Communication styles need to be adjusted and adapted depending on the target audience and situation

Communication styles need to be adjusted and adapted depending on the target audience and situation. This is done by considering how you want to communicate effectively. One way of doing this would be by working out if the most effective style of communication is written or verbal. And after this has been decided there are more requirements to take into account for the audience that you are communicating with. This can include factors such as age, disabilities and whether or not the environment is formal or informal. An example to give would be communicating with a younger audience, younger people tend to have short attention spans, and older people tend to be more patient and able to sit for a longer period of time, although neither of these are complete facts, they are something to consider. Another example could be something such as disabilities and taking these into account, if you are planning on holding a meeting or host an open talk, to people inside the company, or to the general public, it is always worth taking into account those who may have special needs or disabilities. For example, if you decide to try and communication via a written means, is there are a way to access the information online, or to request a copy with large fonts for partially sighted people. And if it’s decided to communicate verbally, there are considerations to be made here as well, there could be people with impaired hearing, or people who are deaf. This may mean they would need a written copy of the information, someone to interpret for them, or maybe even if they lip read, allocating them a seating position that allows them to do so clearly. People with mobility problems as well, someone could be temporarily injured and may be on crutches, or there could be someone in a wheelchair, this would mean there would need to be preparations, or equipment available and at hand to help them with ease of access.

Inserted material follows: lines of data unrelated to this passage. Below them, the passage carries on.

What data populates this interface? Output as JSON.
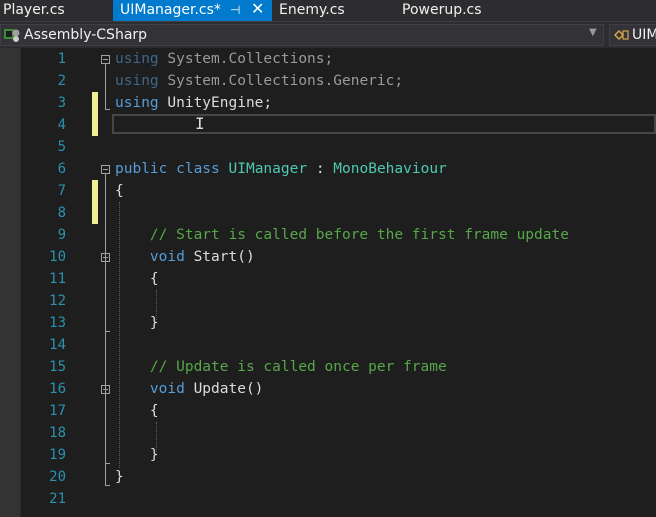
{
  "tabs": [
    {
      "label": "Player.cs"
    },
    {
      "label": "UIManager.cs*",
      "pin_glyph": "⊣",
      "close_glyph": "✕"
    },
    {
      "label": "Enemy.cs"
    },
    {
      "label": "Powerup.cs"
    }
  ],
  "navbar": {
    "project_label": "Assembly-CSharp",
    "dropdown_glyph": "▼",
    "scope_label": "UIM"
  },
  "editor": {
    "line_numbers": [
      "1",
      "2",
      "3",
      "4",
      "5",
      "6",
      "7",
      "8",
      "9",
      "10",
      "11",
      "12",
      "13",
      "14",
      "15",
      "16",
      "17",
      "18",
      "19",
      "20",
      "21"
    ],
    "ibeam_glyph": "I",
    "lines": {
      "l1": {
        "kw": "using",
        "rest": " System.Collections;"
      },
      "l2": {
        "kw": "using",
        "rest": " System.Collections.Generic;"
      },
      "l3": {
        "kw": "using",
        "rest": " UnityEngine;"
      },
      "l6": {
        "kw1": "public",
        "kw2": " class",
        "name": " UIManager",
        "sep": " : ",
        "base": "MonoBehaviour"
      },
      "l7": {
        "text": "{"
      },
      "l9": {
        "comment": "    // Start is called before the first frame update"
      },
      "l10": {
        "indent": "    ",
        "kw": "void",
        "name": " Start",
        "parens": "()"
      },
      "l11": {
        "text": "    {"
      },
      "l13": {
        "text": "    }"
      },
      "l15": {
        "comment": "    // Update is called once per frame"
      },
      "l16": {
        "indent": "    ",
        "kw": "void",
        "name": " Update",
        "parens": "()"
      },
      "l17": {
        "text": "    {"
      },
      "l19": {
        "text": "    }"
      },
      "l20": {
        "text": "}"
      }
    }
  },
  "colors": {
    "keyword": "#569cd6",
    "type": "#4ec9b0",
    "comment": "#57a64a",
    "line_number": "#2b91af",
    "active_tab": "#007acc",
    "change_marker": "#efef8f"
  }
}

There is also a difference between levels of detail when communicating with people who are external to the organisation, such as customers, suppliers or people from other organisations, or people who regulate your organisation. For example, within an organisation there may not need to be as much levels of detail, people may know what you are talking about or asking with a few simple words, maybe the level of detail increases when there is someone new hired, but soon they will learn what people mean, and they will need less detail. But, to people externally, they may require or need more levels of detail to understand what your organisation is either proposing to them, or asking of them if they are suppliers or contractors. With more detail there can be less chance of being misunderstood, but if there is a misunderstanding it is always good to clarify if someone is confused, but if there is a lack of detail, the person may not need clarifying, because they could be missing a vital piece of information, so this would be a breakdown in communication which could end poorly for the organisation and the external party.